(DATASET EXTRACT begins)

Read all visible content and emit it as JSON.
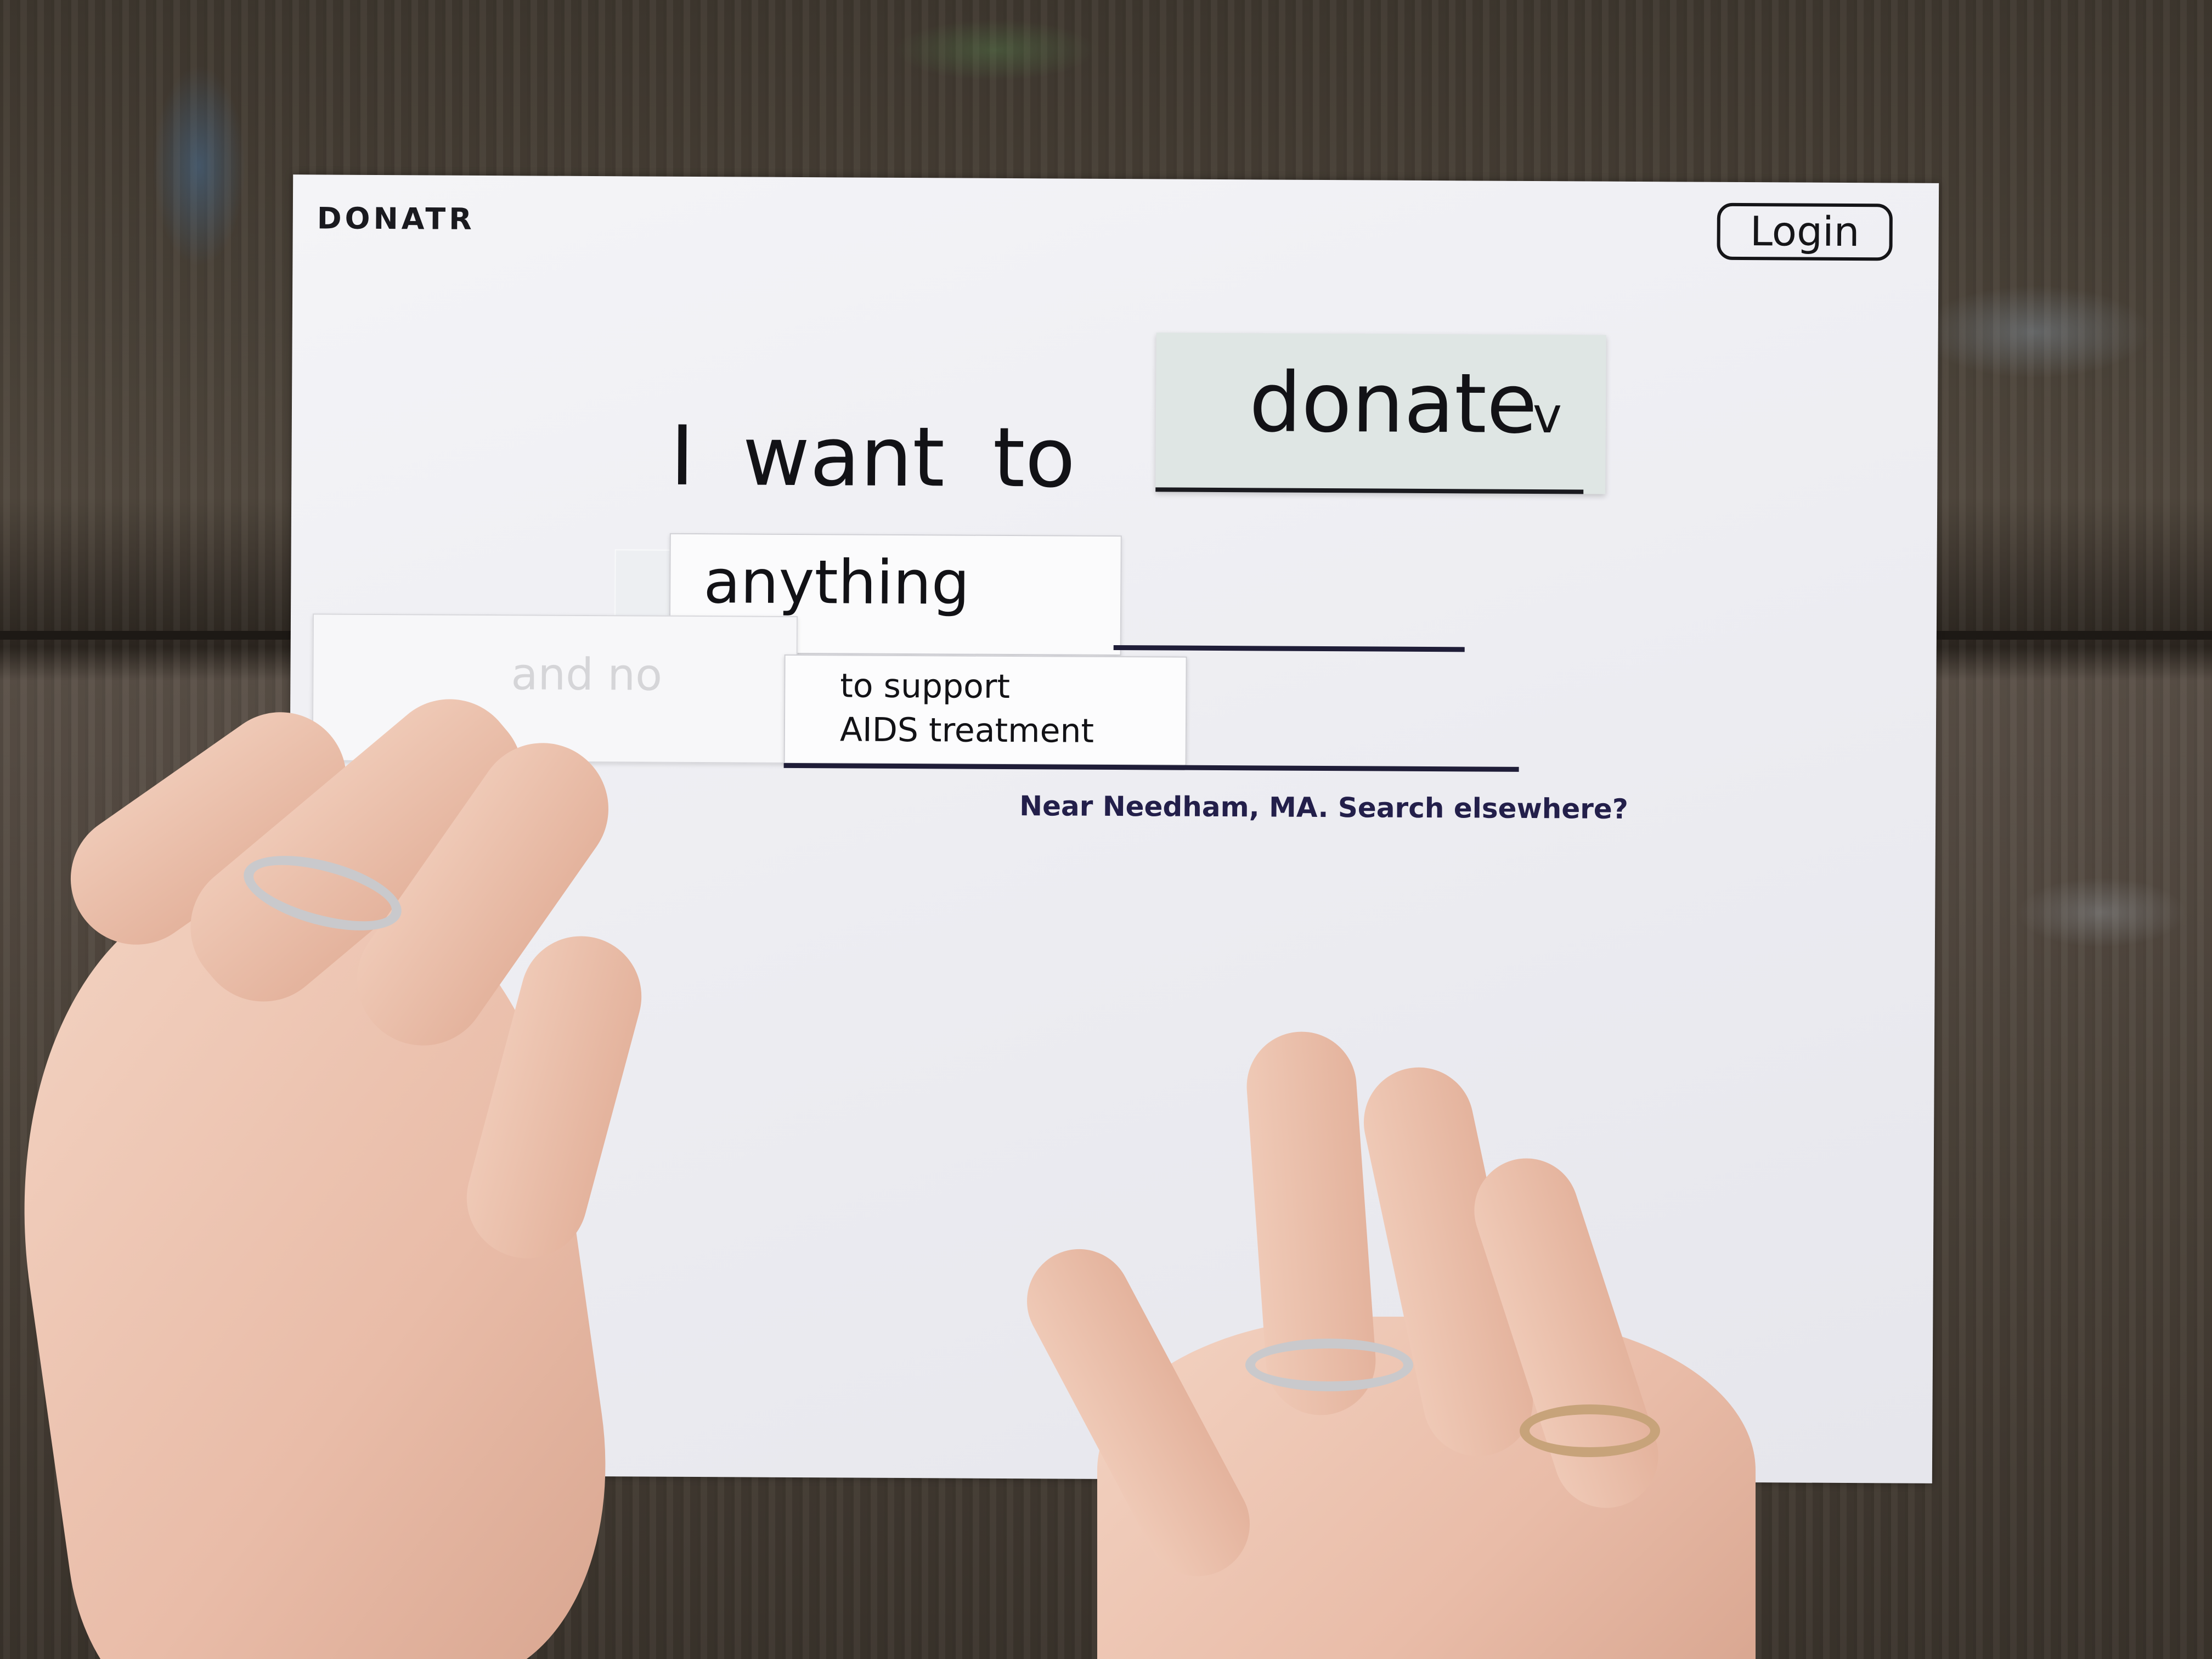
{
  "app": {
    "logo": "DONATR",
    "login_label": "Login"
  },
  "search_sentence": {
    "prefix": "I want to",
    "action_dropdown": {
      "selected": "donate",
      "chevron": "v"
    },
    "what_field": {
      "value": "anything"
    },
    "faded_option": {
      "value": "and no"
    },
    "cause_field": {
      "line1": "to support",
      "line2": "AIDS treatment"
    }
  },
  "location": {
    "text": "Near Needham, MA.",
    "link": "Search elsewhere?"
  },
  "icons": {
    "dropdown": "chevron-down-icon"
  },
  "colors": {
    "ink": "#141418",
    "location_ink": "#231f4a",
    "dropdown_card": "#dfe6e4",
    "paper": "#f0f0f4"
  }
}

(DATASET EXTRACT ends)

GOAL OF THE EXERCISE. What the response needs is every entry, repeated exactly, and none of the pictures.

SOLUTION FOR THIS EXERCISE.
Read all visible content and emit it as JSON.
{
  "app": {
    "logo": "DONATR",
    "login_label": "Login"
  },
  "search_sentence": {
    "prefix": "I want to",
    "action_dropdown": {
      "selected": "donate",
      "chevron": "v"
    },
    "what_field": {
      "value": "anything"
    },
    "faded_option": {
      "value": "and no"
    },
    "cause_field": {
      "line1": "to support",
      "line2": "AIDS treatment"
    }
  },
  "location": {
    "text": "Near Needham, MA.",
    "link": "Search elsewhere?"
  },
  "icons": {
    "dropdown": "chevron-down-icon"
  },
  "colors": {
    "ink": "#141418",
    "location_ink": "#231f4a",
    "dropdown_card": "#dfe6e4",
    "paper": "#f0f0f4"
  }
}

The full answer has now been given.